Data about app and page elements:
####################
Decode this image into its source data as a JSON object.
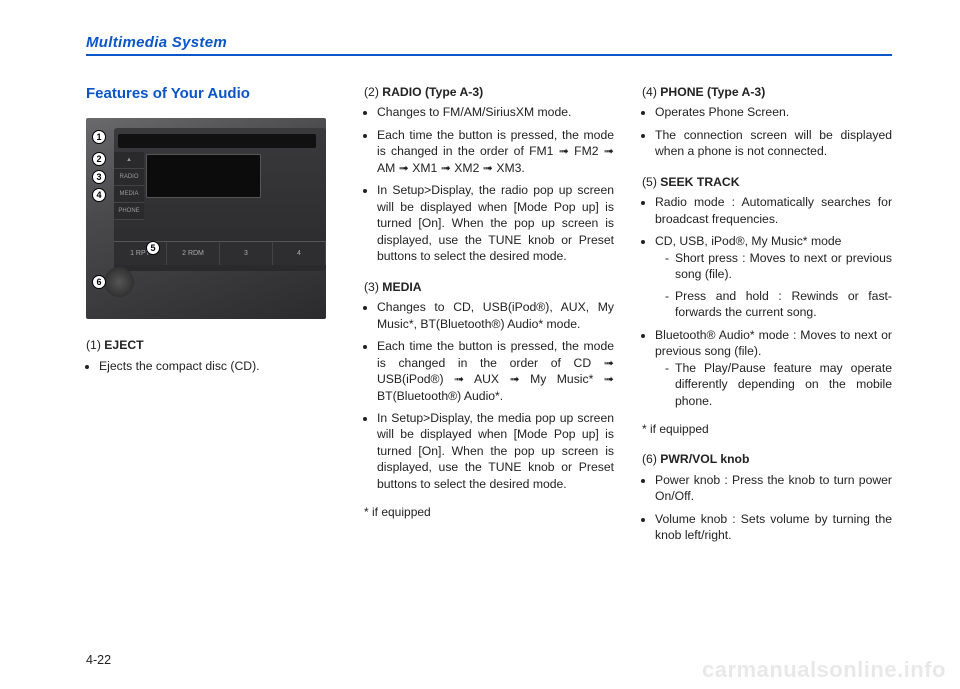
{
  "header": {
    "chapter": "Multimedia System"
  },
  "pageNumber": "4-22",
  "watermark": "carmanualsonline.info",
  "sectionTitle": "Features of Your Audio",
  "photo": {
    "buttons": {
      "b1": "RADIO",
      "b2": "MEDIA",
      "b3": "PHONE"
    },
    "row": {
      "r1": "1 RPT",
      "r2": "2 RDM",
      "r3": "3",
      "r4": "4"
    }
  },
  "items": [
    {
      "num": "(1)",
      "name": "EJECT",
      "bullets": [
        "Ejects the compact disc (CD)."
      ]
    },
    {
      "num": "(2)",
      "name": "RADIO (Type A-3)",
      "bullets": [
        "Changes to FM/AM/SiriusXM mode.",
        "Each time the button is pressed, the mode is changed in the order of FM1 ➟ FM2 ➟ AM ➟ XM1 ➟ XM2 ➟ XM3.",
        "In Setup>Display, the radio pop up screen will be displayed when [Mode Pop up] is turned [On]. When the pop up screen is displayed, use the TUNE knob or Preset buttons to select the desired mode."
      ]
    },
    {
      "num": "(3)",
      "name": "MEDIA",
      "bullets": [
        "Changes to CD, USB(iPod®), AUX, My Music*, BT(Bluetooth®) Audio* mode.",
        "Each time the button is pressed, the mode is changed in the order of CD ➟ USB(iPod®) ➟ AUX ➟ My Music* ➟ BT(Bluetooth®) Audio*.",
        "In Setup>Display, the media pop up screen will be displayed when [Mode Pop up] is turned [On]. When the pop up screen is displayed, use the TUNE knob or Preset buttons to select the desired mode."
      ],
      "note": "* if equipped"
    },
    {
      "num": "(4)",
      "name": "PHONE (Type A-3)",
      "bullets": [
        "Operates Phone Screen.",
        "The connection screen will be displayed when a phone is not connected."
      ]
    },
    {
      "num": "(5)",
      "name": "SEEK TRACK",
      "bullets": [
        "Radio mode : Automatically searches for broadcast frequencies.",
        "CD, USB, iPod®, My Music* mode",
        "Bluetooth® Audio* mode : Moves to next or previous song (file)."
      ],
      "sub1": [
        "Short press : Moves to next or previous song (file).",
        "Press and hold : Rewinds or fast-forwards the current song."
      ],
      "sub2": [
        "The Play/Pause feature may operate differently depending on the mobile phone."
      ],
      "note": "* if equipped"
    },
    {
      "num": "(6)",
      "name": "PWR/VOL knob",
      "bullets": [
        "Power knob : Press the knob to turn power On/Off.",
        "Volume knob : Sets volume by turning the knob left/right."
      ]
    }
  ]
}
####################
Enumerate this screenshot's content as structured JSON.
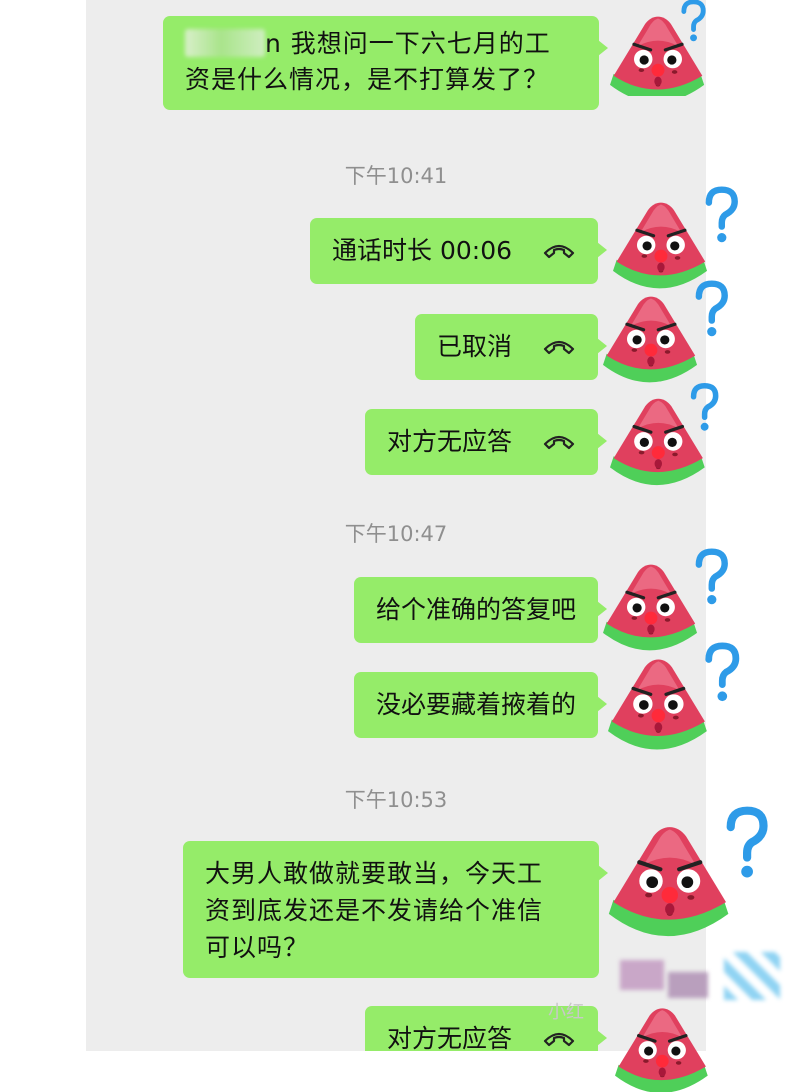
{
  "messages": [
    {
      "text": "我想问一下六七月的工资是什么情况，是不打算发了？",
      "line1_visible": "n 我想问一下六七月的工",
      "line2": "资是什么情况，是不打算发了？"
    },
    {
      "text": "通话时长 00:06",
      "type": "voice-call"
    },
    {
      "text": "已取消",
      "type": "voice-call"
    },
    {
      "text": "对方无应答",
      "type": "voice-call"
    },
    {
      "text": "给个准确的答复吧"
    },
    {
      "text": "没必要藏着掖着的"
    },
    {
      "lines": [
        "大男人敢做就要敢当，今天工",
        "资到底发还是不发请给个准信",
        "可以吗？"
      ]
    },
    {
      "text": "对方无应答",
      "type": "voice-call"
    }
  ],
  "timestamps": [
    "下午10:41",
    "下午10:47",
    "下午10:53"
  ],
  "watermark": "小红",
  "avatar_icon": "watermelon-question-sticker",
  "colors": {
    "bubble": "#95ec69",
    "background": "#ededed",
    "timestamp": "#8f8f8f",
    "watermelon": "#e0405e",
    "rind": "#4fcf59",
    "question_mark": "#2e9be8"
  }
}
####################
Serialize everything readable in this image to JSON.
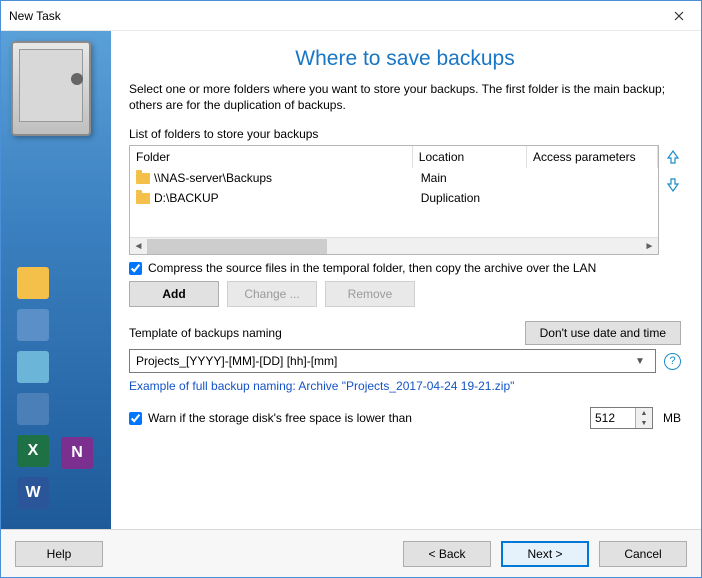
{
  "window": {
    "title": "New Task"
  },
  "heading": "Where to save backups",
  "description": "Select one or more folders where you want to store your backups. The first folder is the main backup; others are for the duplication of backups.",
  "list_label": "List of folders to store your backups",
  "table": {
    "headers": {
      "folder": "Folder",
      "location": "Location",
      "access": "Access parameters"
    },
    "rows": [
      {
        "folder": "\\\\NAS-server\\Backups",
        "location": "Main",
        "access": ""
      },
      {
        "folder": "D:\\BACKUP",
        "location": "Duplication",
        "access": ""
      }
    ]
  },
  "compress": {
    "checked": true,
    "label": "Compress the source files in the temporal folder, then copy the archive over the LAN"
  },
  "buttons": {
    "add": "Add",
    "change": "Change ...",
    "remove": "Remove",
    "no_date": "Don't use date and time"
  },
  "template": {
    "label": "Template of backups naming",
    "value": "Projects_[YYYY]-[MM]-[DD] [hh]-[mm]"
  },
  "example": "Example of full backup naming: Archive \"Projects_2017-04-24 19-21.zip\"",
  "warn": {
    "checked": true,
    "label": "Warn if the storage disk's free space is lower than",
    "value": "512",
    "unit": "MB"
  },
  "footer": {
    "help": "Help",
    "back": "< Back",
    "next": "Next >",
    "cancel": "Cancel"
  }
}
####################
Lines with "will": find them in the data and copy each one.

        "In Setup>Display, the radio pop up screen will be displayed when [Mode Pop up] is turned [On]. When the pop up screen is displayed, use the TUNE knob or Preset buttons to select the desired mode."
        "In Setup>Display, the media pop up screen will be displayed when [Mode Pop up] is turned [On]. When the pop up screen is displayed, use the TUNE knob or Preset buttons to select the desired mode."
        "The connection screen will be displayed when a phone is not connected."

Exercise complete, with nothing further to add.